> What you should do: Please return every line of the material verbatim and skip any images.

*** Block opens ***

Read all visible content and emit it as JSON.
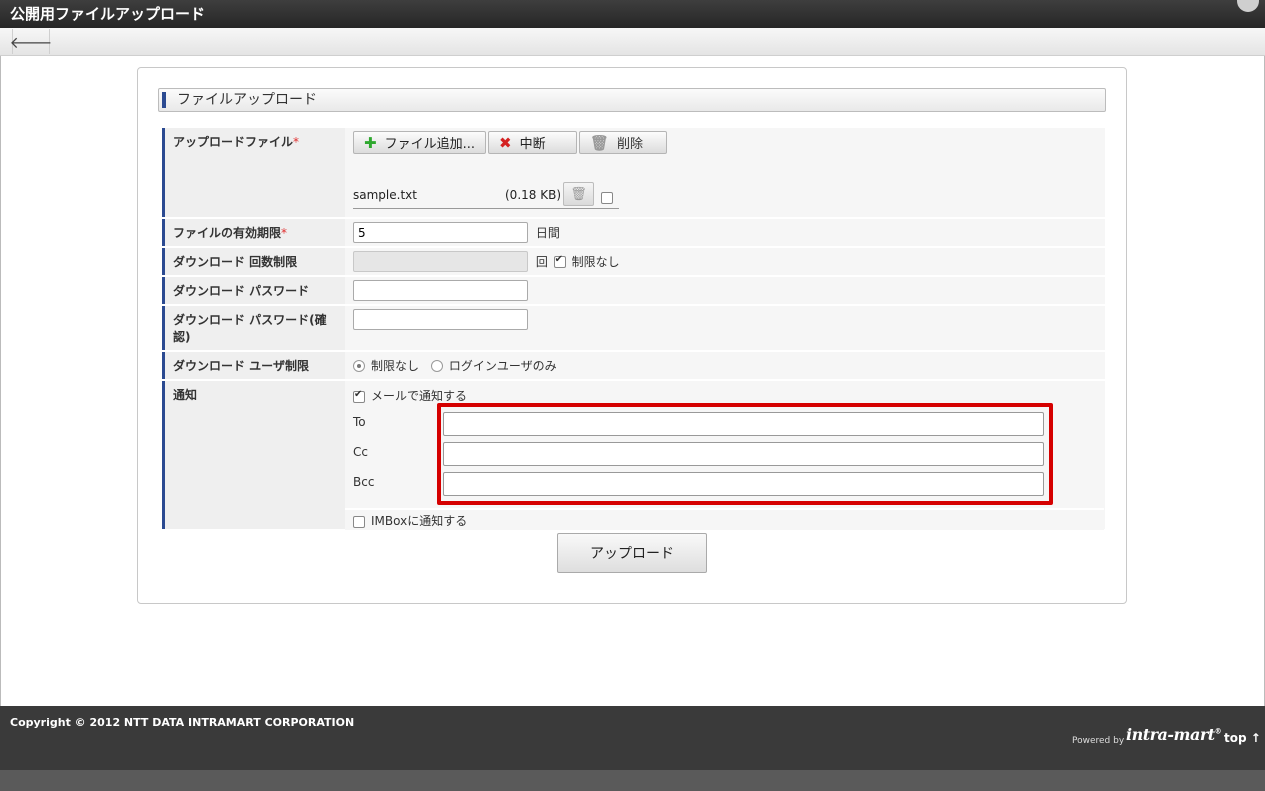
{
  "window": {
    "title": "公開用ファイルアップロード"
  },
  "toolbar": {
    "back_icon": "arrow-left-icon"
  },
  "section": {
    "heading": "ファイルアップロード"
  },
  "form": {
    "upload_file": {
      "label": "アップロードファイル",
      "required_mark": "*",
      "add_button": "ファイル追加...",
      "abort_button": "中断",
      "delete_button": "削除",
      "file": {
        "name": "sample.txt",
        "size": "(0.18 KB)",
        "checked": false
      }
    },
    "expiry": {
      "label": "ファイルの有効期限",
      "required_mark": "*",
      "value": "5",
      "unit": "日間"
    },
    "download_count": {
      "label": "ダウンロード 回数制限",
      "value": "",
      "unit": "回",
      "unlimited_label": "制限なし",
      "unlimited_checked": true
    },
    "password": {
      "label": "ダウンロード パスワード",
      "value": ""
    },
    "password_confirm": {
      "label": "ダウンロード パスワード(確認)",
      "value": ""
    },
    "user_limit": {
      "label": "ダウンロード ユーザ制限",
      "options": [
        "制限なし",
        "ログインユーザのみ"
      ],
      "selected": "制限なし"
    },
    "notify": {
      "label": "通知",
      "mail_label": "メールで通知する",
      "mail_checked": true,
      "to_label": "To",
      "cc_label": "Cc",
      "bcc_label": "Bcc",
      "to_value": "",
      "cc_value": "",
      "bcc_value": "",
      "imbox_label": "IMBoxに通知する",
      "imbox_checked": false
    },
    "submit_button": "アップロード"
  },
  "footer": {
    "copyright": "Copyright © 2012 NTT DATA INTRAMART CORPORATION",
    "powered_by": "Powered by",
    "logo_text": "intra-mart",
    "top_link": "top ↑"
  },
  "colors": {
    "accent_bar": "#2b4a91",
    "highlight_box": "#d50000",
    "required": "#e03030"
  }
}
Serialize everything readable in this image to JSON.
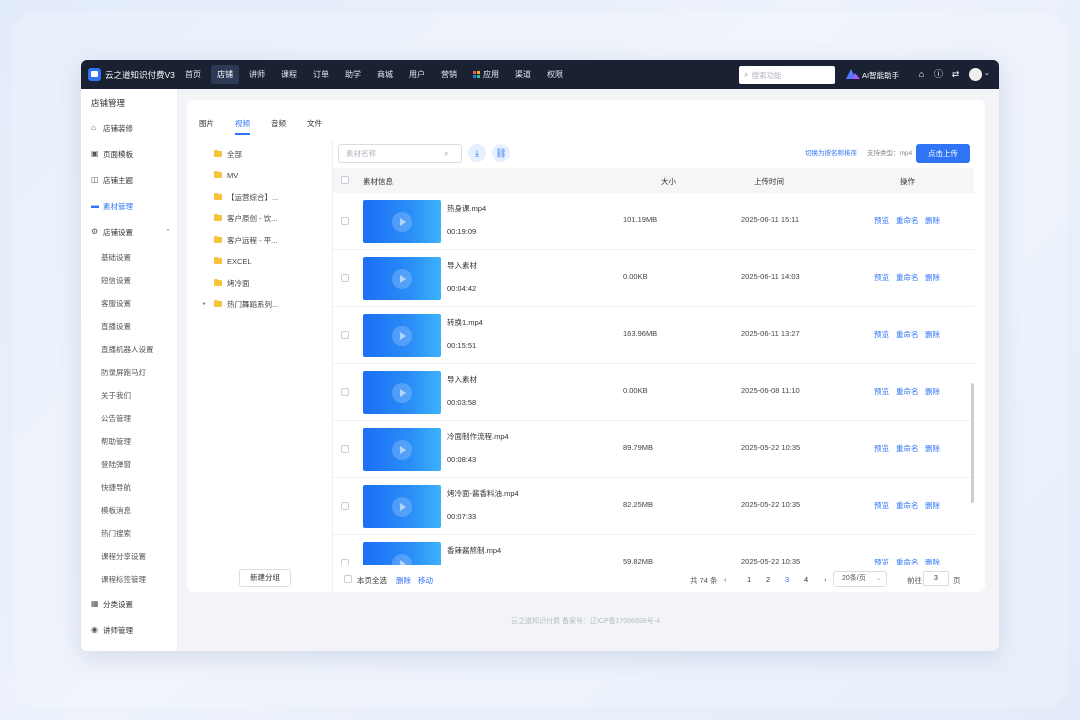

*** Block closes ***

> Exercise solution:
Read all visible content and emit it as JSON.
{
  "window": {
    "title": "公開用ファイルアップロード"
  },
  "toolbar": {
    "back_icon": "arrow-left-icon"
  },
  "section": {
    "heading": "ファイルアップロード"
  },
  "form": {
    "upload_file": {
      "label": "アップロードファイル",
      "required_mark": "*",
      "add_button": "ファイル追加...",
      "abort_button": "中断",
      "delete_button": "削除",
      "file": {
        "name": "sample.txt",
        "size": "(0.18 KB)",
        "checked": false
      }
    },
    "expiry": {
      "label": "ファイルの有効期限",
      "required_mark": "*",
      "value": "5",
      "unit": "日間"
    },
    "download_count": {
      "label": "ダウンロード 回数制限",
      "value": "",
      "unit": "回",
      "unlimited_label": "制限なし",
      "unlimited_checked": true
    },
    "password": {
      "label": "ダウンロード パスワード",
      "value": ""
    },
    "password_confirm": {
      "label": "ダウンロード パスワード(確認)",
      "value": ""
    },
    "user_limit": {
      "label": "ダウンロード ユーザ制限",
      "options": [
        "制限なし",
        "ログインユーザのみ"
      ],
      "selected": "制限なし"
    },
    "notify": {
      "label": "通知",
      "mail_label": "メールで通知する",
      "mail_checked": true,
      "to_label": "To",
      "cc_label": "Cc",
      "bcc_label": "Bcc",
      "to_value": "",
      "cc_value": "",
      "bcc_value": "",
      "imbox_label": "IMBoxに通知する",
      "imbox_checked": false
    },
    "submit_button": "アップロード"
  },
  "footer": {
    "copyright": "Copyright © 2012 NTT DATA INTRAMART CORPORATION",
    "powered_by": "Powered by",
    "logo_text": "intra-mart",
    "top_link": "top ↑"
  },
  "colors": {
    "accent_bar": "#2b4a91",
    "highlight_box": "#d50000",
    "required": "#e03030"
  }
}
Serialize everything readable in this image to JSON.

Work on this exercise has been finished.